- [The records]
= = = = = = =

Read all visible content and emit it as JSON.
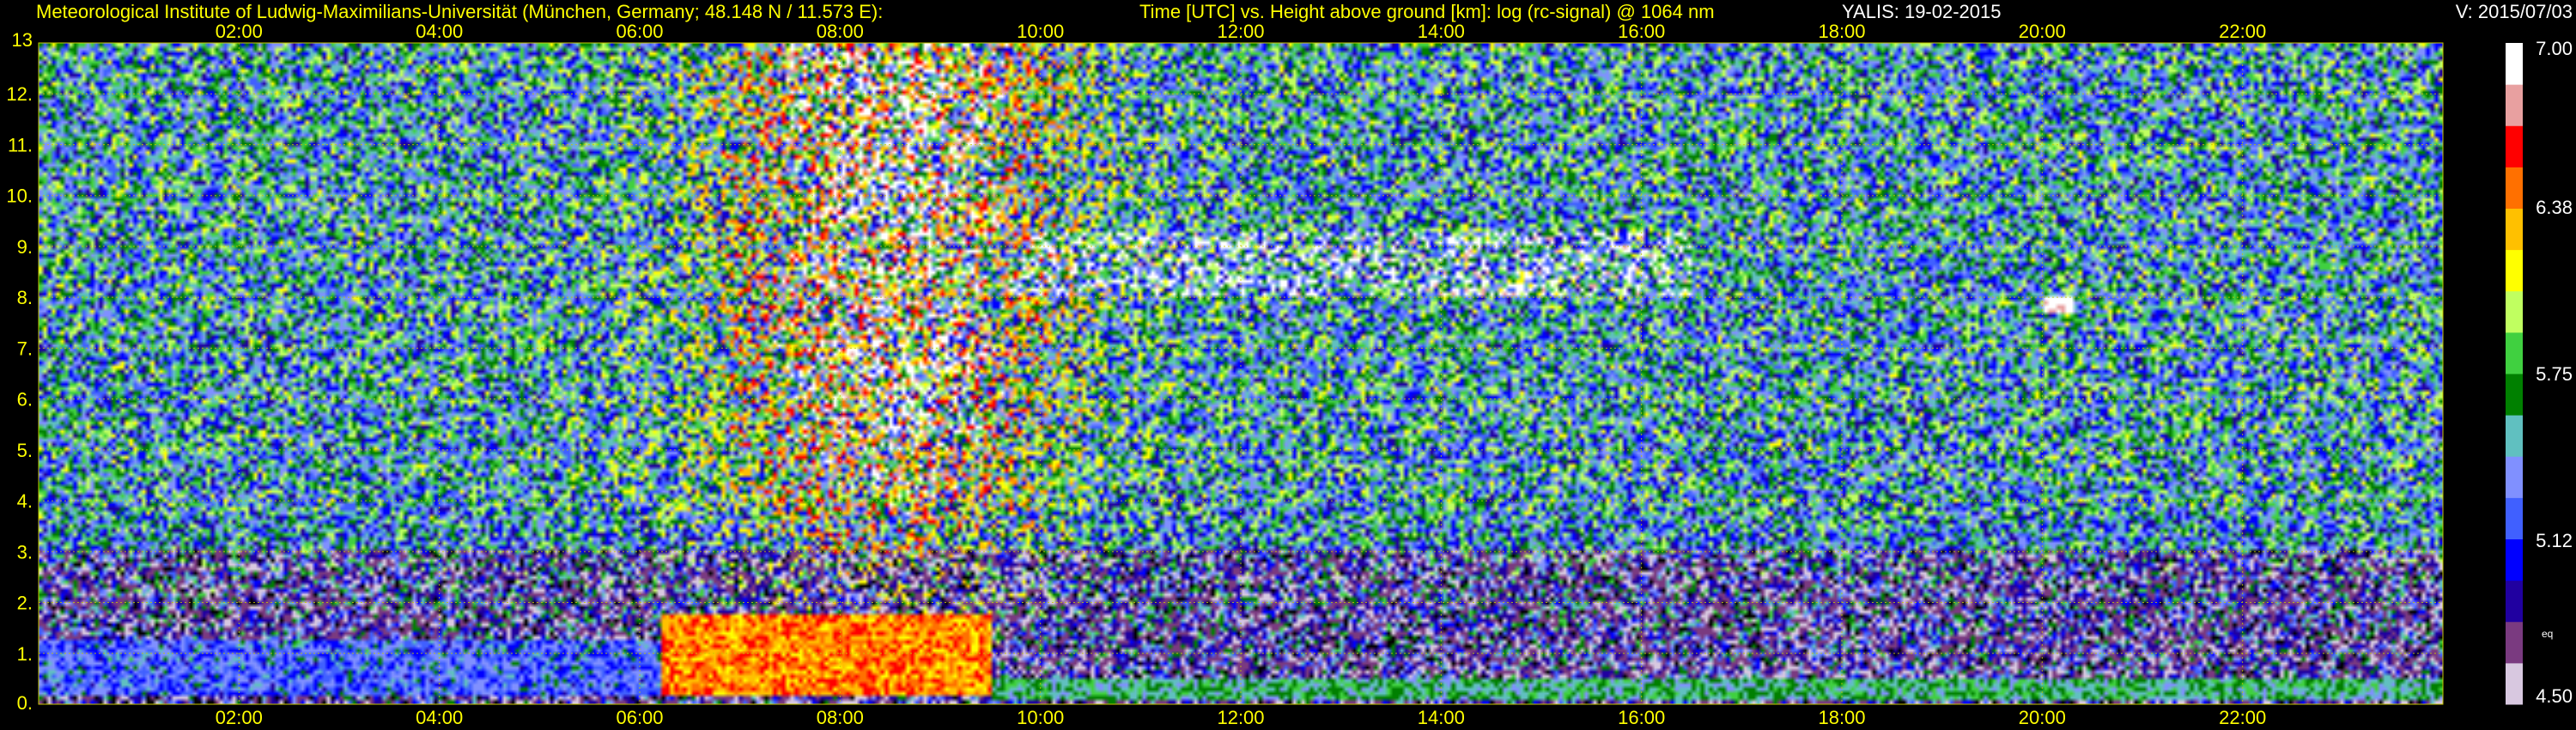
{
  "header": {
    "institute": "Meteorological Institute of Ludwig-Maximilians-Universität (München, Germany; 48.148 N / 11.573 E):",
    "axes_desc": "Time [UTC] vs. Height above ground [km]: log (rc-signal) @ 1064 nm",
    "instrument_date": "YALIS: 19-02-2015",
    "version": "V: 2015/07/03"
  },
  "colors": {
    "text": "#ffff00",
    "header_white": "#ffffff",
    "grid": "#c8c800",
    "background": "#000000"
  },
  "chart_data": {
    "type": "heatmap",
    "title": "Time [UTC] vs. Height above ground [km]: log (rc-signal) @ 1064 nm",
    "x_unit": "hour UTC",
    "xlim": [
      0,
      24
    ],
    "x_ticks": [
      2,
      4,
      6,
      8,
      10,
      12,
      14,
      16,
      18,
      20,
      22
    ],
    "x_tick_labels": [
      "02:00",
      "04:00",
      "06:00",
      "08:00",
      "10:00",
      "12:00",
      "14:00",
      "16:00",
      "18:00",
      "20:00",
      "22:00"
    ],
    "ylim": [
      0,
      13
    ],
    "y_ticks": [
      0,
      1,
      2,
      3,
      4,
      5,
      6,
      7,
      8,
      9,
      10,
      11,
      12,
      13
    ],
    "y_tick_labels": [
      "0.",
      "1.",
      "2.",
      "3.",
      "4.",
      "5.",
      "6.",
      "7.",
      "8.",
      "9.",
      "10.",
      "11.",
      "12.",
      "13"
    ],
    "grid": true,
    "colorbar": {
      "min": 4.5,
      "max": 7.0,
      "tick_values": [
        7.0,
        6.38,
        5.75,
        5.12,
        4.5
      ],
      "tick_labels": [
        "7.00",
        "6.38",
        "5.75",
        "5.12",
        "4.50"
      ],
      "unit_label": "eq",
      "colors": [
        "#d8c8e0",
        "#7a3a80",
        "#2000a0",
        "#0000ff",
        "#4060ff",
        "#8090ff",
        "#60c0c0",
        "#008000",
        "#40d040",
        "#c0ff60",
        "#ffff00",
        "#ffc000",
        "#ff7000",
        "#ff0000",
        "#e8a0a0",
        "#ffffff"
      ]
    },
    "features": [
      {
        "name": "nocturnal aerosol layer",
        "x": [
          0,
          6.2
        ],
        "y": [
          0.2,
          1.3
        ],
        "value": 5.2
      },
      {
        "name": "convective boundary layer peak",
        "x": [
          6.2,
          9.5
        ],
        "y": [
          0.2,
          1.8
        ],
        "value": 6.4
      },
      {
        "name": "surface layer",
        "x": [
          9.5,
          24
        ],
        "y": [
          0.05,
          0.5
        ],
        "value": 5.6
      },
      {
        "name": "cirrus clouds",
        "x": [
          9.7,
          16.5
        ],
        "y": [
          8.0,
          9.3
        ],
        "value": 7.0
      },
      {
        "name": "cloud patch",
        "x": [
          20.0,
          20.3
        ],
        "y": [
          7.7,
          8.0
        ],
        "value": 7.0
      }
    ]
  }
}
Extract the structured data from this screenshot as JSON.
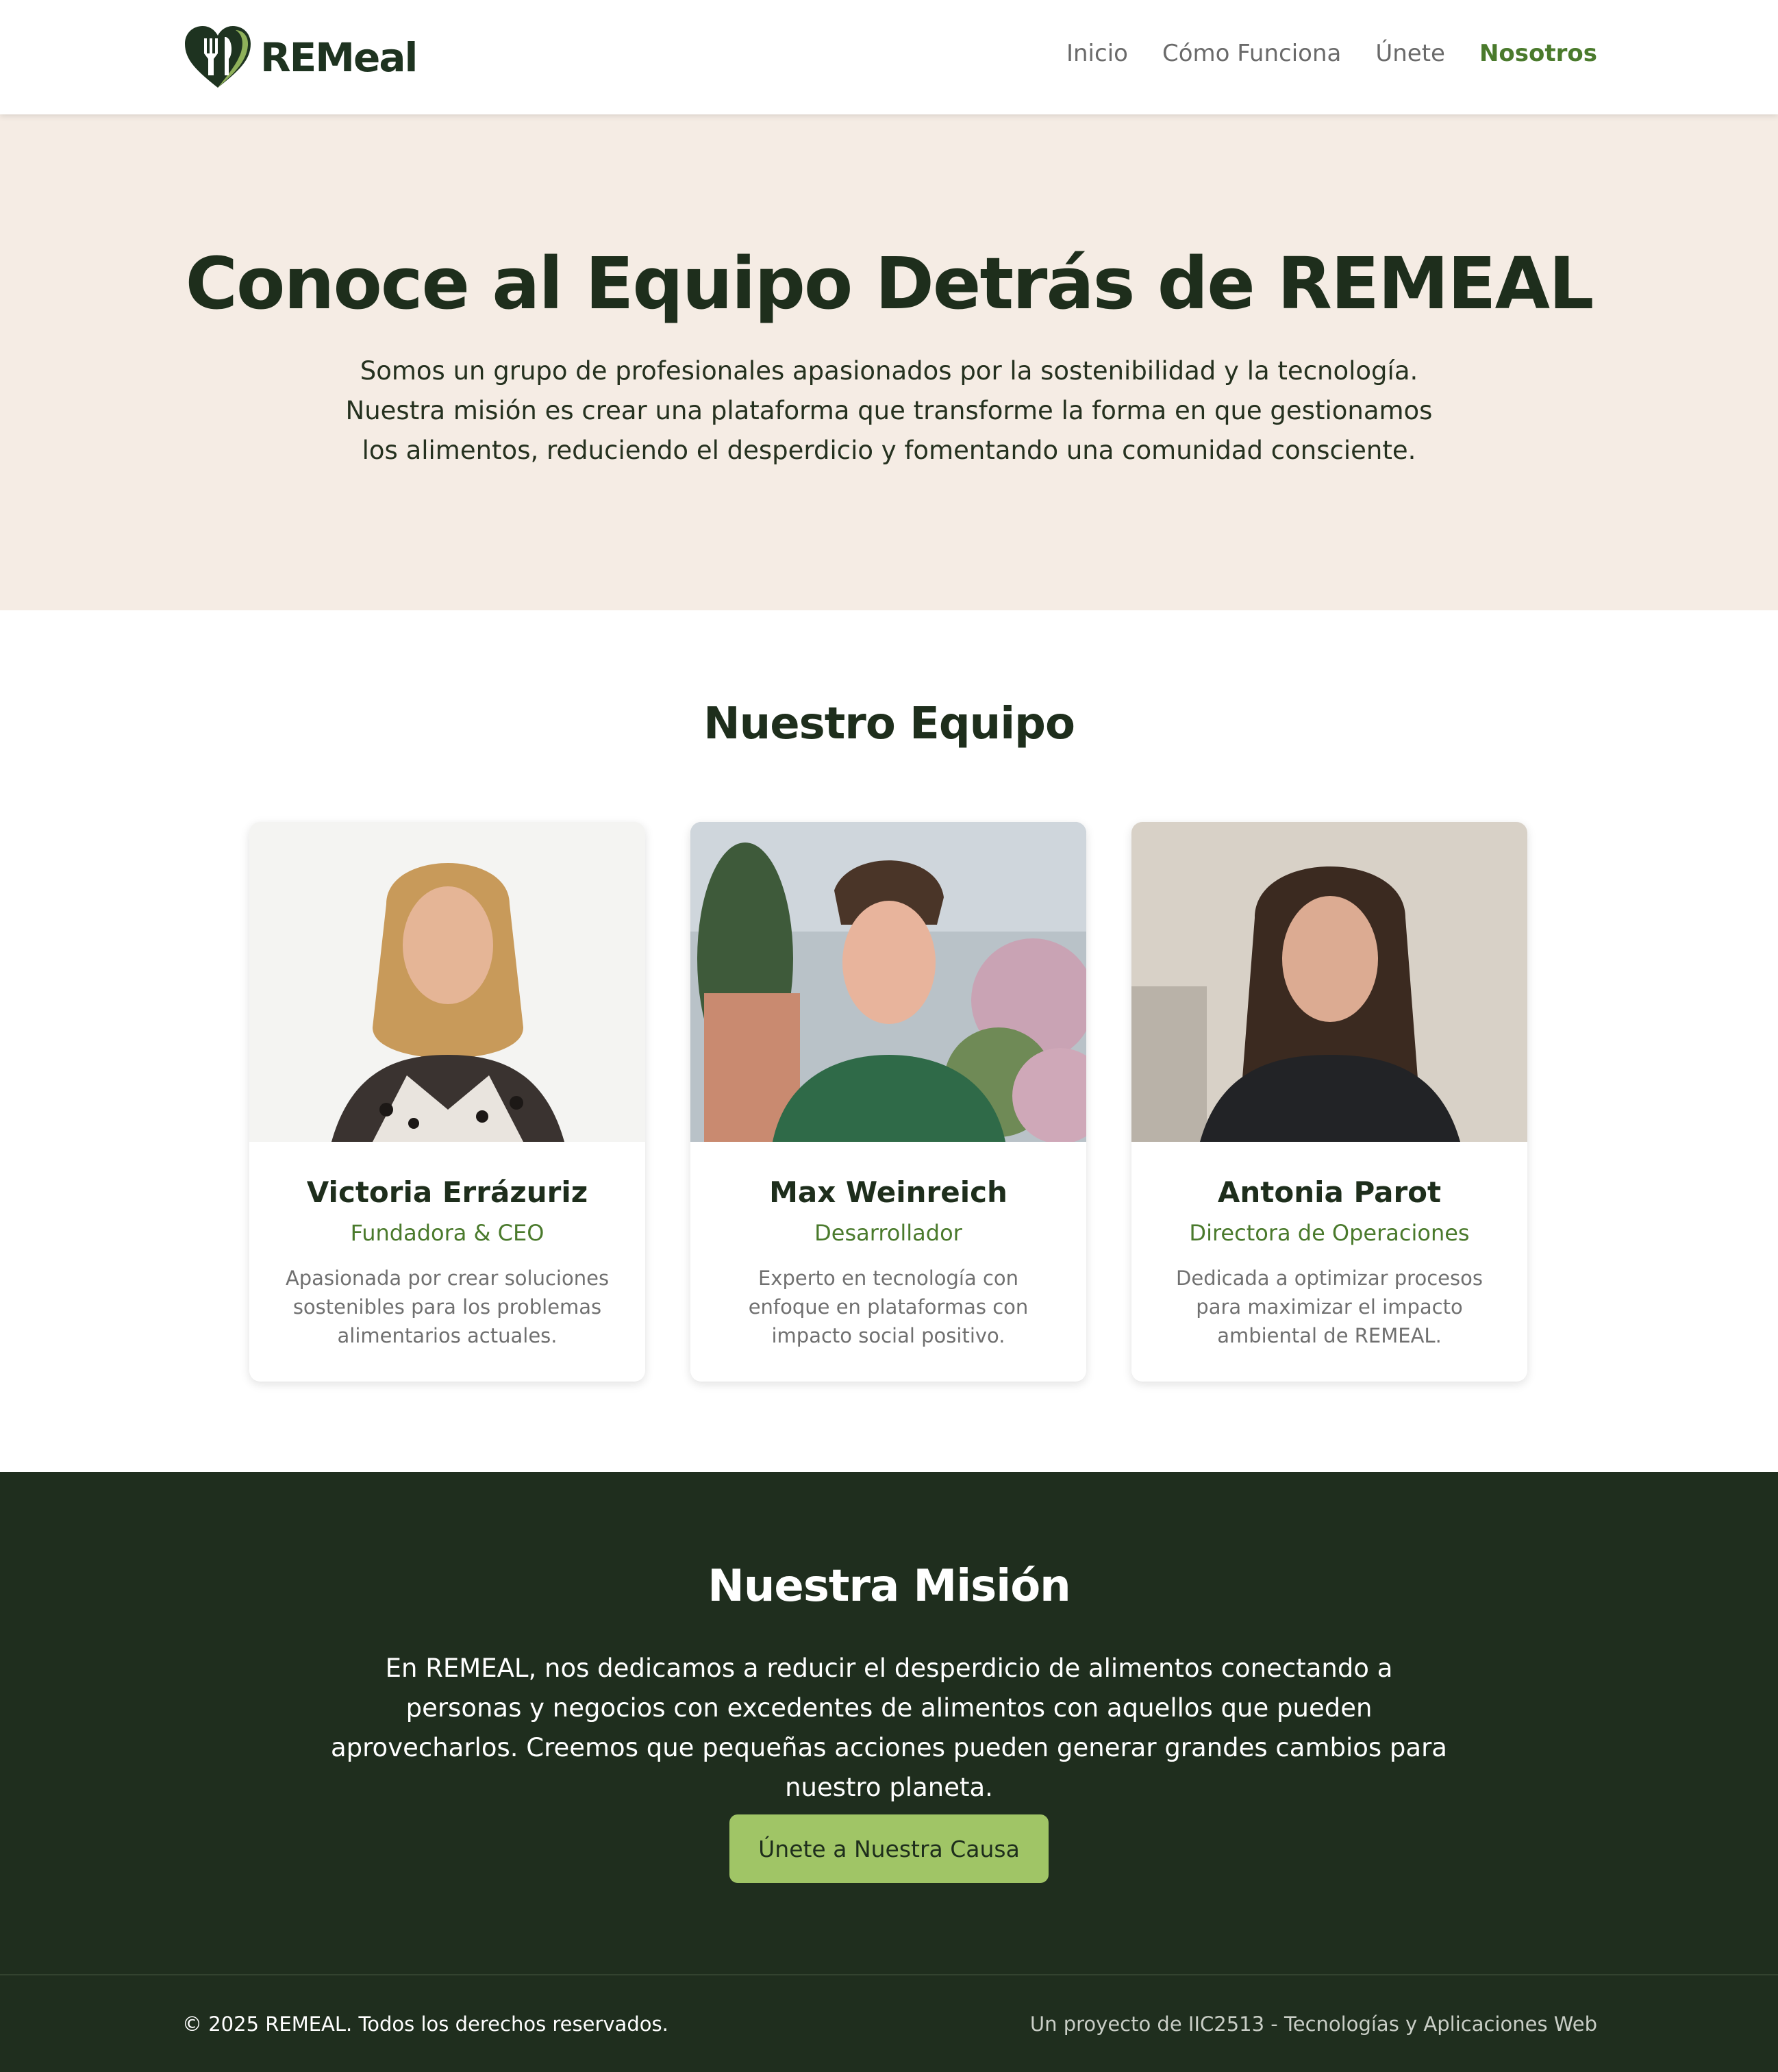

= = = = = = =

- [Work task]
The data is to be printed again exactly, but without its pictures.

- [Exercise answer]
Read all visible content and emit it as JSON.
{
  "header": {
    "institute": "Meteorological Institute of Ludwig-Maximilians-Universität (München, Germany; 48.148 N / 11.573 E):",
    "axes_desc": "Time [UTC] vs. Height above ground [km]: log (rc-signal) @ 1064 nm",
    "instrument_date": "YALIS: 19-02-2015",
    "version": "V: 2015/07/03"
  },
  "colors": {
    "text": "#ffff00",
    "header_white": "#ffffff",
    "grid": "#c8c800",
    "background": "#000000"
  },
  "chart_data": {
    "type": "heatmap",
    "title": "Time [UTC] vs. Height above ground [km]: log (rc-signal) @ 1064 nm",
    "x_unit": "hour UTC",
    "xlim": [
      0,
      24
    ],
    "x_ticks": [
      2,
      4,
      6,
      8,
      10,
      12,
      14,
      16,
      18,
      20,
      22
    ],
    "x_tick_labels": [
      "02:00",
      "04:00",
      "06:00",
      "08:00",
      "10:00",
      "12:00",
      "14:00",
      "16:00",
      "18:00",
      "20:00",
      "22:00"
    ],
    "ylim": [
      0,
      13
    ],
    "y_ticks": [
      0,
      1,
      2,
      3,
      4,
      5,
      6,
      7,
      8,
      9,
      10,
      11,
      12,
      13
    ],
    "y_tick_labels": [
      "0.",
      "1.",
      "2.",
      "3.",
      "4.",
      "5.",
      "6.",
      "7.",
      "8.",
      "9.",
      "10.",
      "11.",
      "12.",
      "13"
    ],
    "grid": true,
    "colorbar": {
      "min": 4.5,
      "max": 7.0,
      "tick_values": [
        7.0,
        6.38,
        5.75,
        5.12,
        4.5
      ],
      "tick_labels": [
        "7.00",
        "6.38",
        "5.75",
        "5.12",
        "4.50"
      ],
      "unit_label": "eq",
      "colors": [
        "#d8c8e0",
        "#7a3a80",
        "#2000a0",
        "#0000ff",
        "#4060ff",
        "#8090ff",
        "#60c0c0",
        "#008000",
        "#40d040",
        "#c0ff60",
        "#ffff00",
        "#ffc000",
        "#ff7000",
        "#ff0000",
        "#e8a0a0",
        "#ffffff"
      ]
    },
    "features": [
      {
        "name": "nocturnal aerosol layer",
        "x": [
          0,
          6.2
        ],
        "y": [
          0.2,
          1.3
        ],
        "value": 5.2
      },
      {
        "name": "convective boundary layer peak",
        "x": [
          6.2,
          9.5
        ],
        "y": [
          0.2,
          1.8
        ],
        "value": 6.4
      },
      {
        "name": "surface layer",
        "x": [
          9.5,
          24
        ],
        "y": [
          0.05,
          0.5
        ],
        "value": 5.6
      },
      {
        "name": "cirrus clouds",
        "x": [
          9.7,
          16.5
        ],
        "y": [
          8.0,
          9.3
        ],
        "value": 7.0
      },
      {
        "name": "cloud patch",
        "x": [
          20.0,
          20.3
        ],
        "y": [
          7.7,
          8.0
        ],
        "value": 7.0
      }
    ]
  }
}
Extract the structured data from this screenshot as JSON.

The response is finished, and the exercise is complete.